* _THE TASK_
The required result is a copy of each line below in which "Fields" appears.
*** Opening of EXERCISE DATA ***
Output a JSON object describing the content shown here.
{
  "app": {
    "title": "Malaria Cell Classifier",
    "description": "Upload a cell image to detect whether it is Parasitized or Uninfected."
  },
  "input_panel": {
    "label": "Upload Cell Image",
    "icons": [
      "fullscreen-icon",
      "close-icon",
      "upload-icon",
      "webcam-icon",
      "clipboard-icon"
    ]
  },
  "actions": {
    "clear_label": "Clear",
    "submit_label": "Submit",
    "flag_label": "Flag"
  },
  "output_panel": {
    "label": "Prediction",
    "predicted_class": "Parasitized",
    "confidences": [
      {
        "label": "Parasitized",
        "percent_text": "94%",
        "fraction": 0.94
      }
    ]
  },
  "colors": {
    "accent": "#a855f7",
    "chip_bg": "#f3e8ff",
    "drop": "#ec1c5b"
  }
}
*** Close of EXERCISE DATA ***
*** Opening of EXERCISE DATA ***
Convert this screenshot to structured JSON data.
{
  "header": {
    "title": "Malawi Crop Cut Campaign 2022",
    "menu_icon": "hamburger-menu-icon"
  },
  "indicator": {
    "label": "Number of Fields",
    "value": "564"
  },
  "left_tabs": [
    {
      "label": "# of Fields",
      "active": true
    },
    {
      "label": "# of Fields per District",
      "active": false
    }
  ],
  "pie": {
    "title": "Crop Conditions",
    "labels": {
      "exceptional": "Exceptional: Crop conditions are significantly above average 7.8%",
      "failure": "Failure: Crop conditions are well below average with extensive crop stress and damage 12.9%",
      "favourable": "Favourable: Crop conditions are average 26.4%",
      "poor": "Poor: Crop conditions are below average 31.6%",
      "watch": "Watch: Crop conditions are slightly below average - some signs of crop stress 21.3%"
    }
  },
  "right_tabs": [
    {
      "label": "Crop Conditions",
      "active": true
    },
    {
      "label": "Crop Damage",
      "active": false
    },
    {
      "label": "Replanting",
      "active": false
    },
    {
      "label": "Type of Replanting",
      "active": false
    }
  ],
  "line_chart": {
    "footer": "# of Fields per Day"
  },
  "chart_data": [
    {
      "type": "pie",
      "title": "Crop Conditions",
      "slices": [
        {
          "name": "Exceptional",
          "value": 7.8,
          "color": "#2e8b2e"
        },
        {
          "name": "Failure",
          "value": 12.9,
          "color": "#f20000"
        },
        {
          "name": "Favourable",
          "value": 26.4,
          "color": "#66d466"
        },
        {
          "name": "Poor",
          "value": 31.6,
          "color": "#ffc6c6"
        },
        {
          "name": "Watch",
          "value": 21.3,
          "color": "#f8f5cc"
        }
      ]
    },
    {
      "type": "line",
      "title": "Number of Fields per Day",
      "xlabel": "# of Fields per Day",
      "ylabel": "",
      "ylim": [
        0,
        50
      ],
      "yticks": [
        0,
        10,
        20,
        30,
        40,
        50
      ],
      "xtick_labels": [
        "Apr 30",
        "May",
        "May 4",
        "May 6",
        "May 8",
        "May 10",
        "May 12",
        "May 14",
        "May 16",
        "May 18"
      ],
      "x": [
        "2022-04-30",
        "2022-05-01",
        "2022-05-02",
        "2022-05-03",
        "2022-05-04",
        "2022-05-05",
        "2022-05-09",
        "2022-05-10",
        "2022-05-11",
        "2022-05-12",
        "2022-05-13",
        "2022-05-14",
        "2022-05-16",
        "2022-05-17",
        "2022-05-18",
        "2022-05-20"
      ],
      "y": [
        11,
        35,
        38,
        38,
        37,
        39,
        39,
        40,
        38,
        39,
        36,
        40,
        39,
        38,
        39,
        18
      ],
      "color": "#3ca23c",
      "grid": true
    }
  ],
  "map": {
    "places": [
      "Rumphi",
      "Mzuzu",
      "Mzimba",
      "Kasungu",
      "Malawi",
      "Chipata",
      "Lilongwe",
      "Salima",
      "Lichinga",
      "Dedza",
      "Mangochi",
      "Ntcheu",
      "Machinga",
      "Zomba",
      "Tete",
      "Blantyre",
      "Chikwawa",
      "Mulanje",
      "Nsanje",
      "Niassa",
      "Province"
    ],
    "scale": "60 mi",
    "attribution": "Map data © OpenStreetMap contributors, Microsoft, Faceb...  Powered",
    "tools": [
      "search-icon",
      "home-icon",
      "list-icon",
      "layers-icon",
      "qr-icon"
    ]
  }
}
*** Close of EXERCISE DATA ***
* _EXERCISE ANSWER_
    "label": "Number of Fields",
      "label": "# of Fields",
      "label": "# of Fields per District",
    "footer": "# of Fields per Day"
      "title": "Number of Fields per Day",
      "xlabel": "# of Fields per Day",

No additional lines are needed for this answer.